| Work item |
For every line in the records that has the word "true", make a copy.

[Records from a dataset]
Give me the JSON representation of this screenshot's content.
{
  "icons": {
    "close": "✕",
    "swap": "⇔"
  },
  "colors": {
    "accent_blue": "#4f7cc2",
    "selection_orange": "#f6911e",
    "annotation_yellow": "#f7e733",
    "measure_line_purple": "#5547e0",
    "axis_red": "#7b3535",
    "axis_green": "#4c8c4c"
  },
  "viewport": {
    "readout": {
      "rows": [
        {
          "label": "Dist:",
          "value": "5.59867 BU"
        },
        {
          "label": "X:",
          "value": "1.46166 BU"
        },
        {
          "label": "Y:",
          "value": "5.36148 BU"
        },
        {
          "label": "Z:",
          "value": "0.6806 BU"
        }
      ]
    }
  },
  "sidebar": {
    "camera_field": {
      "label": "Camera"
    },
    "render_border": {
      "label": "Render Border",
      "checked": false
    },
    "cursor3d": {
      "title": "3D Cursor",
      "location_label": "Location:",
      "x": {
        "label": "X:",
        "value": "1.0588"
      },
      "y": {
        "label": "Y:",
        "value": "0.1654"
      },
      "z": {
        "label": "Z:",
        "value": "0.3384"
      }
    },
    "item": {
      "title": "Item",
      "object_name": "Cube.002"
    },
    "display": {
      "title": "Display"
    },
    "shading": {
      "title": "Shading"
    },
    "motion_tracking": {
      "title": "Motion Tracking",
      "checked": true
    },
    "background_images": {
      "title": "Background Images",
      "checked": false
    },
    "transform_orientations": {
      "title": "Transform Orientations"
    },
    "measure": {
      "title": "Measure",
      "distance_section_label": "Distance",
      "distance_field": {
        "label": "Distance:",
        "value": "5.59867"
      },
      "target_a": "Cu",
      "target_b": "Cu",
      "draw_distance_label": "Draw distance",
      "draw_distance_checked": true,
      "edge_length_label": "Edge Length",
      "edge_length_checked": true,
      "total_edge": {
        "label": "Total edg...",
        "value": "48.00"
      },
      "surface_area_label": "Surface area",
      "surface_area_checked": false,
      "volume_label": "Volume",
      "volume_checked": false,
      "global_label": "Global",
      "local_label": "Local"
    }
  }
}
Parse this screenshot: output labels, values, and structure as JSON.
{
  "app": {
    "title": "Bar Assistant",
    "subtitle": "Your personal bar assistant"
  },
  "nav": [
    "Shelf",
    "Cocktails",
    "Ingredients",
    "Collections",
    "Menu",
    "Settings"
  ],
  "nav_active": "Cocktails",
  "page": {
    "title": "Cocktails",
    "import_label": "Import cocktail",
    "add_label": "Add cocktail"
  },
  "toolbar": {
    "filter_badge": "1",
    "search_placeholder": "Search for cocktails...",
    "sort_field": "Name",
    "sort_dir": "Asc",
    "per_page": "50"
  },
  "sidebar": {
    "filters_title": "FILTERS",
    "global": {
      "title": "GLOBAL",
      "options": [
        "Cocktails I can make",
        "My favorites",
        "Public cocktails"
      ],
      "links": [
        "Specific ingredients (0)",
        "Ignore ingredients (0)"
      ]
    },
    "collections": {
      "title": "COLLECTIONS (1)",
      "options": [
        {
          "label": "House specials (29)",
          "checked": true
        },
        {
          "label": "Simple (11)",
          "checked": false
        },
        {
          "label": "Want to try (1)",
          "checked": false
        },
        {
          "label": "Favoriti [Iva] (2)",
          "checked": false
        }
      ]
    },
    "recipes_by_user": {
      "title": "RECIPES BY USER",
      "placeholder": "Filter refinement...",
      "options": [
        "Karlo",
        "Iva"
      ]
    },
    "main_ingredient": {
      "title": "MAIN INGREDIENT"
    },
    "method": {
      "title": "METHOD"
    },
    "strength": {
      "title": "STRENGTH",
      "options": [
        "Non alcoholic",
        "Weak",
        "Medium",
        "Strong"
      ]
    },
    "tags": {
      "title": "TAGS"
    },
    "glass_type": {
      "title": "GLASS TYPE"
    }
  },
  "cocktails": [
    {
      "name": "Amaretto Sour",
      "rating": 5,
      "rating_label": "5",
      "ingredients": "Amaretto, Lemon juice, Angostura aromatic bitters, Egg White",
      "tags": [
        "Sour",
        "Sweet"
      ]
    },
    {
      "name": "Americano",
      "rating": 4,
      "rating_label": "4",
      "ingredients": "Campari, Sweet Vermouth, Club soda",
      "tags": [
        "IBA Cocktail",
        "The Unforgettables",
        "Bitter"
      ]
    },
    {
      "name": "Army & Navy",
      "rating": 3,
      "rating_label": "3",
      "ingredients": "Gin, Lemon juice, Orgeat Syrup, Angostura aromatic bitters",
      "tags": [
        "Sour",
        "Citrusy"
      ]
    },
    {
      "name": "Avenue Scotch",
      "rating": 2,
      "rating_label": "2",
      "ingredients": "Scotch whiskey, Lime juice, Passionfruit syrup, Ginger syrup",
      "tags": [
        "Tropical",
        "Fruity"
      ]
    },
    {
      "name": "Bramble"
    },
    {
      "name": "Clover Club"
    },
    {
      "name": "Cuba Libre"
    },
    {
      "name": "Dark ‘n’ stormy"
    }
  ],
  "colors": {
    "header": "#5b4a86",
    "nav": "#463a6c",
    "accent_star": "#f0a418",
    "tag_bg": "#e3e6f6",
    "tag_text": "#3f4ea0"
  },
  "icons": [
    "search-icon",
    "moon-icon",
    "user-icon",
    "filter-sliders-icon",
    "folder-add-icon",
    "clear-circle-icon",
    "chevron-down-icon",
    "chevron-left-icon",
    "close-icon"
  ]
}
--
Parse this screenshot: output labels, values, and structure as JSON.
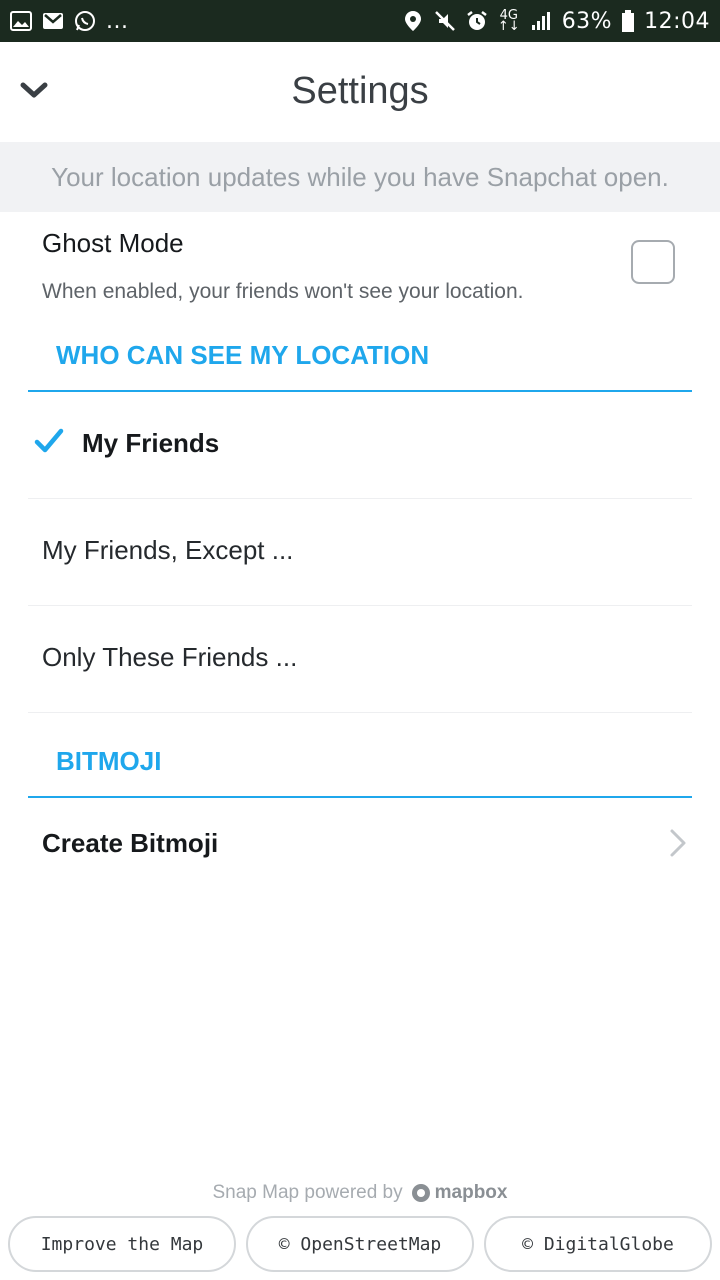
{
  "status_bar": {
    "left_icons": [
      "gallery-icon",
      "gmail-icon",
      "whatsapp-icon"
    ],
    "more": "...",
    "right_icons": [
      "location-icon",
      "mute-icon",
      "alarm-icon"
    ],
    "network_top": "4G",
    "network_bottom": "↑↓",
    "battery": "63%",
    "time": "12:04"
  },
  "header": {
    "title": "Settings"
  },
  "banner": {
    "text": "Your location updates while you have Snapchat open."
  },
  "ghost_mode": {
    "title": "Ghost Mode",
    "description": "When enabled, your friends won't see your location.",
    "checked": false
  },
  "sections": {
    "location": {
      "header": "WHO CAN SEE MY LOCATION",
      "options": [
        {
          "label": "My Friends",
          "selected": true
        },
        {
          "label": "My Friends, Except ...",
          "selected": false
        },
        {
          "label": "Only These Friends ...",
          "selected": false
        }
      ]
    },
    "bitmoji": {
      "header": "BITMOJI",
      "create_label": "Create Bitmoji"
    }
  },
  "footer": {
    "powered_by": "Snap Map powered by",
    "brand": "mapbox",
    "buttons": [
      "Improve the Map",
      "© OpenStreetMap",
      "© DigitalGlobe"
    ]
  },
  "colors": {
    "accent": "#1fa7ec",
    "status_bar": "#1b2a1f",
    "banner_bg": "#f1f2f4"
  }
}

| Written reply |
      "checked": true
      "draw_distance_checked": true,
      "edge_length_checked": true,
          "checked": true
          "selected": true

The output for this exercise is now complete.